====== EXERCISE MATERIALS

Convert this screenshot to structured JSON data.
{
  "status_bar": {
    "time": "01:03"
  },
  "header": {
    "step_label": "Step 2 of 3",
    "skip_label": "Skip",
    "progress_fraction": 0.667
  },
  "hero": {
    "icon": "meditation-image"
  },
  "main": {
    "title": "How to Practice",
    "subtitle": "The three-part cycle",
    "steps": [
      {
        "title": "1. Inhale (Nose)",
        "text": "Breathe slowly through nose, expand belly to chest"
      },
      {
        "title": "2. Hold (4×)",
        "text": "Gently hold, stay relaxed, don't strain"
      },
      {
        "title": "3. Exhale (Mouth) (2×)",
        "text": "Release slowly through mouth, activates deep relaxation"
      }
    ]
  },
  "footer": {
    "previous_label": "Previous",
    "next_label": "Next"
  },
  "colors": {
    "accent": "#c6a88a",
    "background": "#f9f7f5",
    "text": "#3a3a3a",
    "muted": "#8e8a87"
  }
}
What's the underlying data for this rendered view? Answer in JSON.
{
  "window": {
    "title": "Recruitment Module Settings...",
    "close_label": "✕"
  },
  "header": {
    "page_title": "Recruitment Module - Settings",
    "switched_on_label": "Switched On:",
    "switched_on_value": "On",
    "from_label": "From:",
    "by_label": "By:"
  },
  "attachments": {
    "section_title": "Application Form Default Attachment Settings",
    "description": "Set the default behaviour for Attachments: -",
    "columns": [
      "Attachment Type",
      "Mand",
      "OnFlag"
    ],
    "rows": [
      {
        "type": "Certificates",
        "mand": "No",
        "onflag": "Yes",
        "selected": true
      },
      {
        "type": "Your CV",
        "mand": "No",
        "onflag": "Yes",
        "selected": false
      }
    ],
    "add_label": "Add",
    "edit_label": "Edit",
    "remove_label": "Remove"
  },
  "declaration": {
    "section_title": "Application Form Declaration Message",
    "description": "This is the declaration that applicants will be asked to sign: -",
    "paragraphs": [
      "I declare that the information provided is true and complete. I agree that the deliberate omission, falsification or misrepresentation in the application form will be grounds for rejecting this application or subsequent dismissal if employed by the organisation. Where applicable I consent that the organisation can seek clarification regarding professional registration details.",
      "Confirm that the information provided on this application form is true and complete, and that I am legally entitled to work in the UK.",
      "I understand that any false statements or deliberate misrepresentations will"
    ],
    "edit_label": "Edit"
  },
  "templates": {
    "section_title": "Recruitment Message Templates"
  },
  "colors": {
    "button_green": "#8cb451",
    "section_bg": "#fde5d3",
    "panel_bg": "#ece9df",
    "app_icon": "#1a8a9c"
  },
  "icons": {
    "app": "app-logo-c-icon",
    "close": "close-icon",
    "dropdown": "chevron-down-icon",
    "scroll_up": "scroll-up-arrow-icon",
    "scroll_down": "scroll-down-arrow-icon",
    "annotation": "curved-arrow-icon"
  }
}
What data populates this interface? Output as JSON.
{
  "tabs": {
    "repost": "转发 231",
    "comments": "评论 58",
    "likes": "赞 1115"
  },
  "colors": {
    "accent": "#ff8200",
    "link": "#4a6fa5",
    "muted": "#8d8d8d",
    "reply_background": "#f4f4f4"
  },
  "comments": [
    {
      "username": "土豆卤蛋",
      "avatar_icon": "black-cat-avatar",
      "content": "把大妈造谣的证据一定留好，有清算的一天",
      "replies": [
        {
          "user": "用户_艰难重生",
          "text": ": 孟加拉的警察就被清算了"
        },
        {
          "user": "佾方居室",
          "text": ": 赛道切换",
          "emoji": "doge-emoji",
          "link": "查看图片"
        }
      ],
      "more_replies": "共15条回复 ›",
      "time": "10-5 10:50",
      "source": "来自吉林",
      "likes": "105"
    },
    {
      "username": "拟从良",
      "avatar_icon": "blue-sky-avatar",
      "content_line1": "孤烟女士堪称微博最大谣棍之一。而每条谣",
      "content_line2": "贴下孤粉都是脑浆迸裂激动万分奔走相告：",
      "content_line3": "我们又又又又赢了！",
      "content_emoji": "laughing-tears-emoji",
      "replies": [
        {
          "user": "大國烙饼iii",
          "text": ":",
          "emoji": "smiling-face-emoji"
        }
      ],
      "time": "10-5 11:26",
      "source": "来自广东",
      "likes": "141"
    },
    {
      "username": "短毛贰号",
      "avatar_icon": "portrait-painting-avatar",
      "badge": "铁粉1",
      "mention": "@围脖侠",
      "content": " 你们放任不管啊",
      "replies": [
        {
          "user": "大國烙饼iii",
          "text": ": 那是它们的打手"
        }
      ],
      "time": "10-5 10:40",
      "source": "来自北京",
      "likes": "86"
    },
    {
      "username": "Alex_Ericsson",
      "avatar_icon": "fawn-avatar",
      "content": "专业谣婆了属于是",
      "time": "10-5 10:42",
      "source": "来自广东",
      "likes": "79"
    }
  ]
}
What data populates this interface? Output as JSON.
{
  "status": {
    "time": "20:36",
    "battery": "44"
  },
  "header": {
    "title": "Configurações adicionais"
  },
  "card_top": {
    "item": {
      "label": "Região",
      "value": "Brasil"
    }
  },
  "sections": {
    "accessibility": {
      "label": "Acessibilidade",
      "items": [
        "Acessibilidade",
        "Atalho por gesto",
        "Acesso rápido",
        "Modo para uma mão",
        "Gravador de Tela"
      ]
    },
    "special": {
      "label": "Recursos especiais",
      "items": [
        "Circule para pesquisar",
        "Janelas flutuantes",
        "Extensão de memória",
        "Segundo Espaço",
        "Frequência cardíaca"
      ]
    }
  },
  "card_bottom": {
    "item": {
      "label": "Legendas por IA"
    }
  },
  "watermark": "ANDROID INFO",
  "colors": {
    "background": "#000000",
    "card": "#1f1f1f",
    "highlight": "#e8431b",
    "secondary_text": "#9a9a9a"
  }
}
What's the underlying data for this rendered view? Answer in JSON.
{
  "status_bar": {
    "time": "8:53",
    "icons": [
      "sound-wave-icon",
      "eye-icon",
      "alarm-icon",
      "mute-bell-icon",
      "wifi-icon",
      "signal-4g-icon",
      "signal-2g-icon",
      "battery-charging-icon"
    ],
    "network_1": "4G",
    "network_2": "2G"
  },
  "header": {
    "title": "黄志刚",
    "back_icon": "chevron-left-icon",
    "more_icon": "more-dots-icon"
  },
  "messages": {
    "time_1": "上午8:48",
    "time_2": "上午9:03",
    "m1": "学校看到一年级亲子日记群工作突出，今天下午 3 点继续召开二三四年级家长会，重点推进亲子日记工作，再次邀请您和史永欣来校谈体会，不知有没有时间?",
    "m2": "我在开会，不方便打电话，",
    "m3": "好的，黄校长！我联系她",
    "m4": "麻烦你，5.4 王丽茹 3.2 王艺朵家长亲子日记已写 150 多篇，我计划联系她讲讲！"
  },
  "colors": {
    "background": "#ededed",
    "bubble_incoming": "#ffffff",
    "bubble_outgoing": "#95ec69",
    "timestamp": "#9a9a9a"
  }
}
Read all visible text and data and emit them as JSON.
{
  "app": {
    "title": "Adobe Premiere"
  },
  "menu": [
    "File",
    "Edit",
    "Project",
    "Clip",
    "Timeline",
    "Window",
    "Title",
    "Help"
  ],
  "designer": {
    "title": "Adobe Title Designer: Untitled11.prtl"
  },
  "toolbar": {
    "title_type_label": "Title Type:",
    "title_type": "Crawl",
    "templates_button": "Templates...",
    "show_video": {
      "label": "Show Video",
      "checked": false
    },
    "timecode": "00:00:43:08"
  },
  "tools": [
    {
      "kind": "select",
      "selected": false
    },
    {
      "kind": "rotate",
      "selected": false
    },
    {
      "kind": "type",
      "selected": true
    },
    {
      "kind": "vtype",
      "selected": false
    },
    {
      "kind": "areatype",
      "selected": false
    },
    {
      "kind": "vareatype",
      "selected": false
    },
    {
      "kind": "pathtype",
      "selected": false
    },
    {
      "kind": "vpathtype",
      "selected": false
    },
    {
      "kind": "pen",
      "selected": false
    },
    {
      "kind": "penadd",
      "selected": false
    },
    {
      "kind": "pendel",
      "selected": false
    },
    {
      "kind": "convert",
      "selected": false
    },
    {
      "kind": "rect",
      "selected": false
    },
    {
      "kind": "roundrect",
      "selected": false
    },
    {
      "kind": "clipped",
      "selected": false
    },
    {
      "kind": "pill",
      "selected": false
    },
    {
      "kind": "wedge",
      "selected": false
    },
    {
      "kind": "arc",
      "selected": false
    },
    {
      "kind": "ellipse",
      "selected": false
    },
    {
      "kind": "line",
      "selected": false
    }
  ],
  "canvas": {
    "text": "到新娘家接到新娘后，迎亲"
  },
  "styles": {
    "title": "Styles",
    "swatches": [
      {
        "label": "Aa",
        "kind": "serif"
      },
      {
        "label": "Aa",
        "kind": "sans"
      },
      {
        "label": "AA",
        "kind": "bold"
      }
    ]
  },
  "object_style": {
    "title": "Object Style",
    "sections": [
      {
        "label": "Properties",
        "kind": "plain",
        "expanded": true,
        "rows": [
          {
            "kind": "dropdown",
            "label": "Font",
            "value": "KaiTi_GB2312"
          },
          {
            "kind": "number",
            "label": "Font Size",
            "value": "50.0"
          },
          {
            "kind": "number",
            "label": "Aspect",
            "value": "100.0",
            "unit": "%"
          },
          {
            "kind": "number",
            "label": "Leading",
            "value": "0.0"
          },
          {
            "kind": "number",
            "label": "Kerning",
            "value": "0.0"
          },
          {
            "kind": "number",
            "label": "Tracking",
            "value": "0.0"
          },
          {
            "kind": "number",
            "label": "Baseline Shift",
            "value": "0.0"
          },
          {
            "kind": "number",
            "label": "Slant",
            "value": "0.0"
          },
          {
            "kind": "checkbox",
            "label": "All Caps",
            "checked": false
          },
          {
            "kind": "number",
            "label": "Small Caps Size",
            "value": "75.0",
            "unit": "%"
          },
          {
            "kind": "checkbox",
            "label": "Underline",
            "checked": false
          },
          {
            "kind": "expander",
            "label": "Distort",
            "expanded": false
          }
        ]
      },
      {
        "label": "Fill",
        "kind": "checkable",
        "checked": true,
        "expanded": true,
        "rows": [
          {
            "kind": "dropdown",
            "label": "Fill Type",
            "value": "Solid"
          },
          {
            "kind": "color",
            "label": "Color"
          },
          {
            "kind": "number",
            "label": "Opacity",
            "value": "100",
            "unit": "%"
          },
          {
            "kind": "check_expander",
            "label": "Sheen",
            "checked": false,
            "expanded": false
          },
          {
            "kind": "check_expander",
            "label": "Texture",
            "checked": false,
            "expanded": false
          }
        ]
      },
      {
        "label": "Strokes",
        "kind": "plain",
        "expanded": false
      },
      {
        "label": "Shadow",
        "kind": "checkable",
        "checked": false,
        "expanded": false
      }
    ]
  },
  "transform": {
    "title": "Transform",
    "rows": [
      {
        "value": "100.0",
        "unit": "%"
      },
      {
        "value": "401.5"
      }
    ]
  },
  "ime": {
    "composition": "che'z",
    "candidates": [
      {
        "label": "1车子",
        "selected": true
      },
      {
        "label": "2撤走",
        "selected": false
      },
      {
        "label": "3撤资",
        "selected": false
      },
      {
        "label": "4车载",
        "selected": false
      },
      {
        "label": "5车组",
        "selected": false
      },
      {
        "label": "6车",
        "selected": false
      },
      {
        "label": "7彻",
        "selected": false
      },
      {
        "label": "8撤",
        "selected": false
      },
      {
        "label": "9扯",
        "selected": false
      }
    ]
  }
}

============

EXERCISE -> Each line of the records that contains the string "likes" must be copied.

TASK RESULT ->
    "likes": "赞 1115"
      "likes": "105"
      "likes": "141"
      "likes": "86"
      "likes": "79"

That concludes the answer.